### Material for this task
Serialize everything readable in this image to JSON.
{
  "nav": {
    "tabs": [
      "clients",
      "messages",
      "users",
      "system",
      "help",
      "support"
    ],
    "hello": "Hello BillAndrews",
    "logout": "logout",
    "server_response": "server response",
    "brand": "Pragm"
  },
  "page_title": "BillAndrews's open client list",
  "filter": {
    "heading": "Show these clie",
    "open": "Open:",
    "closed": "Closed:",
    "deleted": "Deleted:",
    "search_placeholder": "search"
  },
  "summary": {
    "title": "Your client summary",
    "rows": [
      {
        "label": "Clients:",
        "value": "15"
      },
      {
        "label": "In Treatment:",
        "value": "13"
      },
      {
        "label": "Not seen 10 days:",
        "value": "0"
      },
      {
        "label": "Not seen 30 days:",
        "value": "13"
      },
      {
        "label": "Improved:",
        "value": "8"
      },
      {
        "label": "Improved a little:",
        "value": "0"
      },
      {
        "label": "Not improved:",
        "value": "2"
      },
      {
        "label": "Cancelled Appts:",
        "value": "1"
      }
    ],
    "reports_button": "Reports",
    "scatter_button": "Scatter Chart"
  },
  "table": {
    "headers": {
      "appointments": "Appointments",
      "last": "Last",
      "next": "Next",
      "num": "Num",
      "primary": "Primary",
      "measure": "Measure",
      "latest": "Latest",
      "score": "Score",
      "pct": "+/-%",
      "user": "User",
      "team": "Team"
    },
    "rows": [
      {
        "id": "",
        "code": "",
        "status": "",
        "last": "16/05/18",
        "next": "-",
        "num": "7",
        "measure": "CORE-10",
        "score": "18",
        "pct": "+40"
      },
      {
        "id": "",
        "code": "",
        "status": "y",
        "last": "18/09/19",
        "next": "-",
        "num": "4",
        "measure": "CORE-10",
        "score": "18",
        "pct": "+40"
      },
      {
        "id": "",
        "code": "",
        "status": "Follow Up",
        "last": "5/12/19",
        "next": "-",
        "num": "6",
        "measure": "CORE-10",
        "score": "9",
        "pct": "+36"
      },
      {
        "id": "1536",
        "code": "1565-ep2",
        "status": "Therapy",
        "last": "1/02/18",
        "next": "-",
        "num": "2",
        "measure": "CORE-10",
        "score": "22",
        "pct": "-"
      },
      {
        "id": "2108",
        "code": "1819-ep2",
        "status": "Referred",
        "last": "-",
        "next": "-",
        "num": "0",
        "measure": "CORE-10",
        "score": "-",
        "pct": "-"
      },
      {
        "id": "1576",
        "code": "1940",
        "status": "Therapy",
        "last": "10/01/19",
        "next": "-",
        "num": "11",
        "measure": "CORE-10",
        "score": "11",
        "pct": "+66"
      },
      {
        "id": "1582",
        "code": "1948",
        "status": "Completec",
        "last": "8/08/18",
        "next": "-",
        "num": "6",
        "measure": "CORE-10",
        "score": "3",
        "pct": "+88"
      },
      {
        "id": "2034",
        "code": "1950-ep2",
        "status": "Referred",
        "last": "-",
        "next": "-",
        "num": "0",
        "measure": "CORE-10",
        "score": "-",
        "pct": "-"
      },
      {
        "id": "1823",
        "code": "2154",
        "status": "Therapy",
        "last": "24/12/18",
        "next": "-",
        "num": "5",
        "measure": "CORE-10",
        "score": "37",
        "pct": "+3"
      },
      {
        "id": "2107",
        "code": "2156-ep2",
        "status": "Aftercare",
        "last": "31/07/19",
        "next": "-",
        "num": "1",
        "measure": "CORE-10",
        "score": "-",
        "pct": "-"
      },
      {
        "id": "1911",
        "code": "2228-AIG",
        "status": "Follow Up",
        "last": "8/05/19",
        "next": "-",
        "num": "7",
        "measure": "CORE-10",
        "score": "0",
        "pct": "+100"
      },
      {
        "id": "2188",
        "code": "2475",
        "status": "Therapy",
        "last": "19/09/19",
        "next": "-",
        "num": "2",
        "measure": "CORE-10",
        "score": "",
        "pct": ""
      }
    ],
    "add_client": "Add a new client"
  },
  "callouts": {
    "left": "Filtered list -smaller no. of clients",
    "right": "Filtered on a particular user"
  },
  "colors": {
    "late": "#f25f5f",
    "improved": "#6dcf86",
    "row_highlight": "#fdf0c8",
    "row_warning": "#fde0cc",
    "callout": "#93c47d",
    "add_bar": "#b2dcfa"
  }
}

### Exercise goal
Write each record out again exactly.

### Written response
Serialize everything readable in this image to JSON.
{
  "nav": {
    "tabs": [
      "clients",
      "messages",
      "users",
      "system",
      "help",
      "support"
    ],
    "hello": "Hello BillAndrews",
    "logout": "logout",
    "server_response": "server response",
    "brand": "Pragm"
  },
  "page_title": "BillAndrews's open client list",
  "filter": {
    "heading": "Show these clie",
    "open": "Open:",
    "closed": "Closed:",
    "deleted": "Deleted:",
    "search_placeholder": "search"
  },
  "summary": {
    "title": "Your client summary",
    "rows": [
      {
        "label": "Clients:",
        "value": "15"
      },
      {
        "label": "In Treatment:",
        "value": "13"
      },
      {
        "label": "Not seen 10 days:",
        "value": "0"
      },
      {
        "label": "Not seen 30 days:",
        "value": "13"
      },
      {
        "label": "Improved:",
        "value": "8"
      },
      {
        "label": "Improved a little:",
        "value": "0"
      },
      {
        "label": "Not improved:",
        "value": "2"
      },
      {
        "label": "Cancelled Appts:",
        "value": "1"
      }
    ],
    "reports_button": "Reports",
    "scatter_button": "Scatter Chart"
  },
  "table": {
    "headers": {
      "appointments": "Appointments",
      "last": "Last",
      "next": "Next",
      "num": "Num",
      "primary": "Primary",
      "measure": "Measure",
      "latest": "Latest",
      "score": "Score",
      "pct": "+/-%",
      "user": "User",
      "team": "Team"
    },
    "rows": [
      {
        "id": "",
        "code": "",
        "status": "",
        "last": "16/05/18",
        "next": "-",
        "num": "7",
        "measure": "CORE-10",
        "score": "18",
        "pct": "+40"
      },
      {
        "id": "",
        "code": "",
        "status": "y",
        "last": "18/09/19",
        "next": "-",
        "num": "4",
        "measure": "CORE-10",
        "score": "18",
        "pct": "+40"
      },
      {
        "id": "",
        "code": "",
        "status": "Follow Up",
        "last": "5/12/19",
        "next": "-",
        "num": "6",
        "measure": "CORE-10",
        "score": "9",
        "pct": "+36"
      },
      {
        "id": "1536",
        "code": "1565-ep2",
        "status": "Therapy",
        "last": "1/02/18",
        "next": "-",
        "num": "2",
        "measure": "CORE-10",
        "score": "22",
        "pct": "-"
      },
      {
        "id": "2108",
        "code": "1819-ep2",
        "status": "Referred",
        "last": "-",
        "next": "-",
        "num": "0",
        "measure": "CORE-10",
        "score": "-",
        "pct": "-"
      },
      {
        "id": "1576",
        "code": "1940",
        "status": "Therapy",
        "last": "10/01/19",
        "next": "-",
        "num": "11",
        "measure": "CORE-10",
        "score": "11",
        "pct": "+66"
      },
      {
        "id": "1582",
        "code": "1948",
        "status": "Completec",
        "last": "8/08/18",
        "next": "-",
        "num": "6",
        "measure": "CORE-10",
        "score": "3",
        "pct": "+88"
      },
      {
        "id": "2034",
        "code": "1950-ep2",
        "status": "Referred",
        "last": "-",
        "next": "-",
        "num": "0",
        "measure": "CORE-10",
        "score": "-",
        "pct": "-"
      },
      {
        "id": "1823",
        "code": "2154",
        "status": "Therapy",
        "last": "24/12/18",
        "next": "-",
        "num": "5",
        "measure": "CORE-10",
        "score": "37",
        "pct": "+3"
      },
      {
        "id": "2107",
        "code": "2156-ep2",
        "status": "Aftercare",
        "last": "31/07/19",
        "next": "-",
        "num": "1",
        "measure": "CORE-10",
        "score": "-",
        "pct": "-"
      },
      {
        "id": "1911",
        "code": "2228-AIG",
        "status": "Follow Up",
        "last": "8/05/19",
        "next": "-",
        "num": "7",
        "measure": "CORE-10",
        "score": "0",
        "pct": "+100"
      },
      {
        "id": "2188",
        "code": "2475",
        "status": "Therapy",
        "last": "19/09/19",
        "next": "-",
        "num": "2",
        "measure": "CORE-10",
        "score": "",
        "pct": ""
      }
    ],
    "add_client": "Add a new client"
  },
  "callouts": {
    "left": "Filtered list -smaller no. of clients",
    "right": "Filtered on a particular user"
  },
  "colors": {
    "late": "#f25f5f",
    "improved": "#6dcf86",
    "row_highlight": "#fdf0c8",
    "row_warning": "#fde0cc",
    "callout": "#93c47d",
    "add_bar": "#b2dcfa"
  }
}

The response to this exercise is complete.